Take me to school, Criterion
One of the foundations of Cinapse is film exploration and discovery. We often write about offbeat titles that we hope you, the readers, will discover for yourselves. But often it’s us, the writers, who by virtue of regularly writing about cinema get a chance to explore new territory and discover things we otherwise never would.
Henri-George Clouzot is a filmmaker so renowned he’s primarily known simply as Clouzot. You hear his name mentioned right alongside the other French master filmmakers like Goddard, Truffaut, or Melville. Yet as a cinephile, I’ve personally only skimmed the surface of the work of these masters, and I’m pleased that Criterion and Cinapse give me a chance to push myself and be challenged by work such as this. Clouzot’s Diabolique is so very famous and influential that I had previously checked that film out and crossed it off my list. And somehow, despite being an enormous fan of William Friedkin’s Sorcerer, I’ve never seen Clouzot’s The Wages Of Fear, which is widely regarded as a masterpiece of tension. So I’ve still got plenty of work to do.
But La Verite might not have been that high on my list of titles to check out, and I’m quite glad I did. A truly complex, tragic, and scandalous tale, the moral ambiguity of La Verite is challenging to discuss even by today’s standards. I could imagine it being quite controversial in 1960.
The most enduring and striking image of the entire picture, and one that resonates today amidst the #MeToo movement, is the young and gorgeous Dominique (Brigitte Bardot in a captivating turn) standing alone in a courtroom on trial with dozens if not a hundred men picking apart her life in a very public manner. It feels shockingly relevant to the ways in which our society today will pick apart accusers of sexual misconduct, analyzing their sex lives, the outfits they wear, or the choices they’ve made in order to somehow justify why a man would have assaulted them. Only here, Dominique’s life is being laid bare because it is she who is on trial, for murder.

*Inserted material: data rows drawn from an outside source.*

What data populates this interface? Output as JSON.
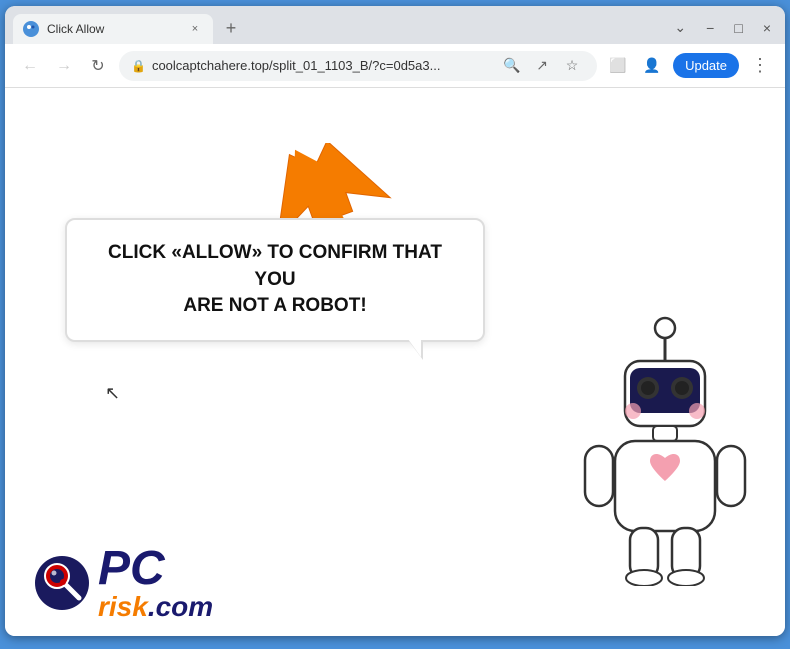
{
  "browser": {
    "tab": {
      "title": "Click Allow",
      "favicon": "🌐"
    },
    "new_tab_label": "+",
    "window_controls": {
      "chevron_down": "⌄",
      "minimize": "−",
      "maximize": "□",
      "close": "×"
    },
    "nav": {
      "back": "←",
      "forward": "→",
      "refresh": "↻"
    },
    "url": "coolcaptchahere.top/split_01_1103_B/?c=0d5a3...",
    "url_actions": {
      "search": "🔍",
      "share": "↗",
      "bookmark": "☆",
      "split": "⬜",
      "profile": "👤"
    },
    "update_label": "Update",
    "menu_label": "⋮"
  },
  "page": {
    "bubble_text_line1": "CLICK «ALLOW» TO CONFIRM THAT YOU",
    "bubble_text_line2": "ARE NOT A ROBOT!"
  },
  "logo": {
    "pc_text": "PC",
    "risk_text": "risk",
    "com_text": ".com"
  },
  "colors": {
    "orange": "#f57c00",
    "dark_blue": "#1a1a6e",
    "browser_chrome": "#dee1e6",
    "update_blue": "#1a73e8"
  }
}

Switching back and forth between the trial in the present and vignettes from her life in the past, Dominique, we come to understand, is a very complicated woman who is not portrayed in any kind of heroic fashion. In a way we as the audience become a part of her trial, judging her actions and assessing her character as her various dalliances are revealed. Rebelling against her parents, moving to Paris, dancing and partying, falling in and out of love, and even occasionally being forced to sell herself to find places to sleep at night, Dominique is no saint. Of course, neither are any of us, and neither are her prosecutors, but it remains that Dominque’s life is the one under the very public microscope in La Verite.

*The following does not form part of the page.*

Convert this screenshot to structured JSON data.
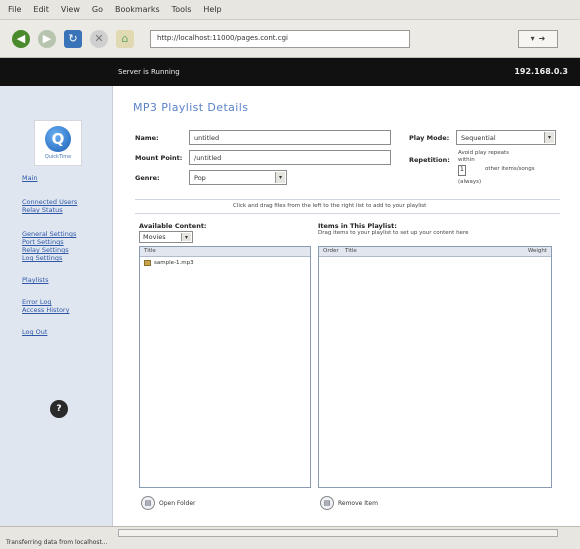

In order to really dig into the themes and the ambiguity of the film, I’m going to discuss the ending and outcome of the trial. So consider this a spoiler warning for a black and white film from 1960. Early in the film we’re told that Dominique is on trial for the murder of her lover Gilbert (Sami Frey). What I found shocking was that ultimately the flashbacks lead up to the actual act of murder and show us that indeed Dominique did pull the trigger, and then empty the gun, into Gilbert. A less morally complex film would have given Dominique more of an “out.” It turns out the trial really isn’t about whether or not she committed the crime, but about whether it was premeditated or a crime of passion. And that really is somewhat hard to determine even when we get to see the act with our god-like powers as the audience. On the one hand, Dominique is a creature of passion, almost enslaved by her youthful desires. So perhaps the first bullet might explain that. But all the other bullets, which come rather slowly and painfully, force the audience to question Dominique as well.
Ultimately Dominique takes her own life after the star-crossed tragedy has been played out publicly for all to see. She’s been scandalous in life, sure… but she’s also been laid bare and hollowed out. And regardless of whether her crime was vindictive or borne of passion… it seems clear to us in in the audience that she did indeed love Gilbert. And by the end of the film, she is truly, utterly alone. It’s fairly gut-wrenching stuff with a human potency made all the more gripping by the thriller-like structure of the film’s alternating timelines.
La Verite (“the truth”) is a hard watch. Tragedies often are. But they’re often eternally relevant as well. Dominique is a complicated character and not easy to like. But it is quite easy to empathize with her as she’s publicly broken down to a molecular level and literally judged for her every action. Guilty of causing the death of another human being, she certainly deserves punishment for her actions. But we’ve all known a Dominique, or been one ourselves, and Clouzot wrings much humanity out of this tragedy.
Of course the film looks fantastic with its stark black and white making it feel a little older than it actually is. There’s an hour long documentary about Clouzot that I soaked in and enjoyed as a part of the process of allowing Criterion to take me to school and enrich my filmic experience every time I engage with one of their titles. There are other bonus features to explore as well, making La Verite a valuable package for any cinephile.
And I’m Out.
La Verite is now available on Blu-ray from The Criterion Collection.